  7. Orphan Island by Laurel Snyder“On the island, everything is perfect. The sun rises in a sky filled with dancing shapes; the wind, water, and trees shelter and protect those who live there; when the nine children go to sleep in their cabins, it is with full stomachs and joy in their hearts. And only one thing ever changes: on that day, each year, when a boat appears from the mist upon the ocean carrying one young child to join them—and taking the eldest one away, never to be seen again.” – Goodreads   Why?  This is a book my oldest child picked out for our family to read together.
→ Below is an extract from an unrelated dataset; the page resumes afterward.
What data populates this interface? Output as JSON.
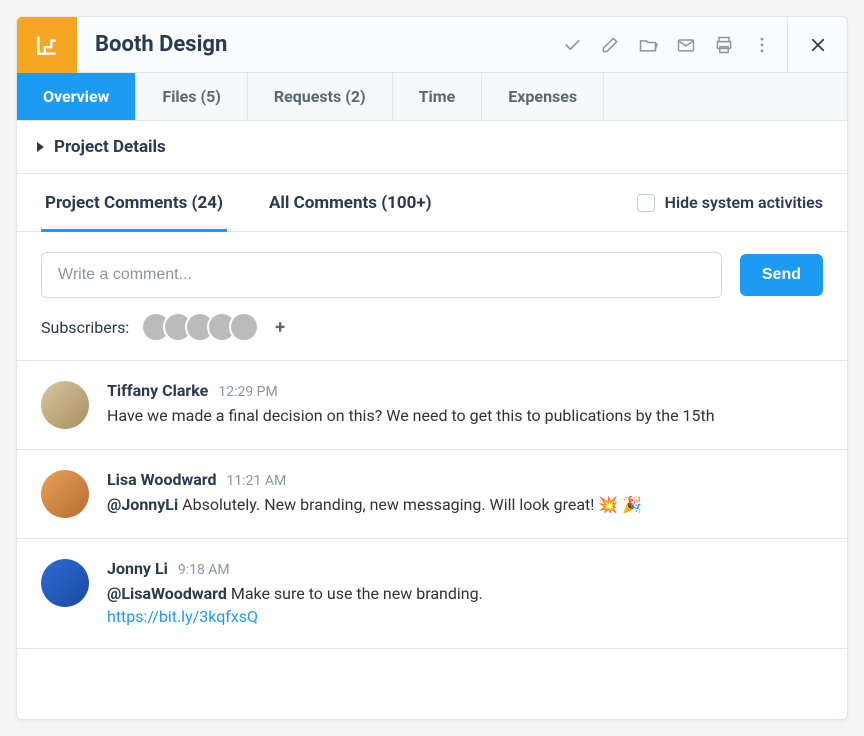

  8. Wonder by R. J. Palacio – “August (Auggie) Pullman was born with a facial deformity that prevented him from going to a mainstream school—until now. He’s about to start 5th grade at Beecher Prep, and if you’ve ever been the new kid then you know how hard that can be. The thing is Auggie’s just an ordinary kid, with an extraordinary face. But can he convince his new classmates that he’s just like them, despite appearances?  R. J. Palacio has written a spare, warm, uplifting story that will have readers laughing one minute and wiping away tears the next. With wonderfully realistic family interactions (flawed, but loving), lively school scenes, and short chapters, Wonder is accessible to readers of all levels.” – Goodreads    Why?  I am desperately hoping to read this book with my children in time to see the movie in the theater afterwards.
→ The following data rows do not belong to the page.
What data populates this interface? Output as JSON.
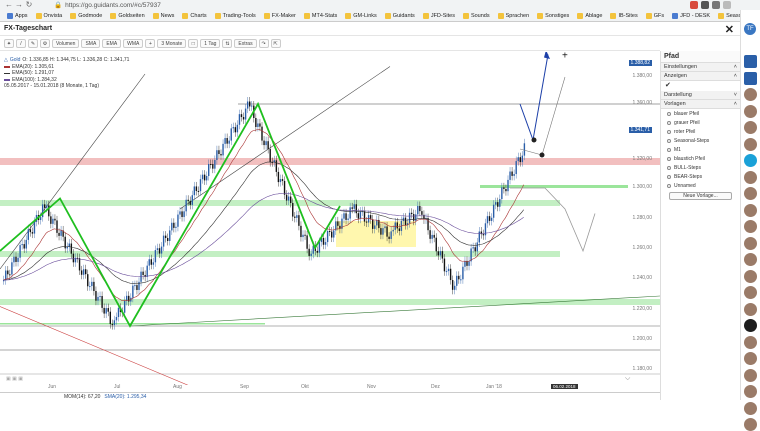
{
  "browser": {
    "url": "https://go.guidants.com/#c/57937",
    "secure_label": "Sicher",
    "bookmarks": [
      "Apps",
      "Onvista",
      "Godmode",
      "Goldseiten",
      "News",
      "Charts",
      "Trading-Tools",
      "FX-Maker",
      "MT4-Stats",
      "GM-Links",
      "Guidants",
      "JFD-Sites",
      "Sounds",
      "Sprachen",
      "Sonstiges",
      "Ablage",
      "IB-Sites",
      "GFs",
      "JFD - DESK",
      "SeasonalBull",
      "JFD - YouTube"
    ]
  },
  "app": {
    "title": "FX-Tageschart",
    "user_initials": "TF"
  },
  "toolbar": {
    "items": [
      "Volumen",
      "SMA",
      "EMA",
      "WMA",
      "3 Monate",
      "1 Tag",
      "Extras"
    ]
  },
  "chart": {
    "legend": {
      "instrument": "Gold",
      "ohlc": "O: 1.336,85  H: 1.344,75  L: 1.336,28  C: 1.341,71",
      "ema20": "EMA(20): 1.305,61",
      "ema50": "EMA(50): 1.291,07",
      "ema100": "EMA(100): 1.284,32",
      "range": "05.05.2017 - 15.01.2018 (8 Monate, 1 Tag)"
    },
    "price_labels": [
      "1.380,00",
      "1.360,00",
      "1.341,71",
      "1.320,00",
      "1.300,00",
      "1.280,00",
      "1.260,00",
      "1.240,00",
      "1.220,00",
      "1.200,00",
      "1.180,00"
    ],
    "highlight_price": "1.388,82",
    "months": [
      "Jun",
      "Jul",
      "Aug",
      "Sep",
      "Okt",
      "Nov",
      "Dez",
      "Jan '18"
    ],
    "date_marker": "06.02.2018",
    "oscillator": {
      "mom": "MOM(14): 67,20",
      "sma": "SMA(20): 1.295,34"
    },
    "colors": {
      "green_zone": "#9be59b",
      "red_zone": "#e88b8b",
      "yellow_zone": "#fff59a",
      "zigzag": "#1fbf1f",
      "projection": "#1c3fa8",
      "candle_up": "#2a5ea8",
      "candle_down": "#111111"
    }
  },
  "panel": {
    "title": "Pfad",
    "sections": {
      "settings": "Einstellungen",
      "display": "Anzeigen",
      "appearance": "Darstellung",
      "templates": "Vorlagen"
    },
    "templates": [
      "blauer Pfeil",
      "grauer Pfeil",
      "roter Pfeil",
      "Seasonal-Steps",
      "M1",
      "blaustich Pfeil",
      "BULL-Steps",
      "BEAR-Steps",
      "Unnamed"
    ],
    "new_template": "Neue Vorlage..."
  }
}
  9. Let Me Lie by Clare Mackintosh“The police say it was suicide.  Anna says it was murder.  They’re both wrong.  One year ago, Caroline Johnson chose to end her life brutally: a shocking suicide planned to match that of her husband just months before. Their daughter, Anna, has struggled to come to terms with their loss ever since.  Now with a young baby of her own, Anna misses her mother more than ever and starts to question her parents’ deaths. But by digging up their past, she’ll put her future in danger. Sometimes it’s safer to let things lie…” – Goodreads  Why?  Having loved I Let You Go by this author, I look forward to reading her newest thriller.  I find these are excellent books for listening to in the car.
  10. The Hate U Give by Angie Thomas“Sixteen-year-old Starr Carter moves between two worlds: the poor neighborhood where she lives and the fancy suburban prep school she attends. The uneasy balance between these worlds is shattered when Starr witnesses the fatal shooting of her childhood best friend Khalil at the hands of a police officer. Khalil was unarmed.  Soon afterward, his death is a national headline. Some are calling him a thug, maybe even a drug dealer and a gangbanger. Protesters are taking to the streets in Khalil’s name. Some cops and the local drug lord try to intimidate Starr and her family. What everyone wants to know is: what really went down that night? And the only person alive who can answer that is Starr.”  – Goodreads    Why?   I’m not sure why I seem to be the last one to read this book, but I think it’s about time I did!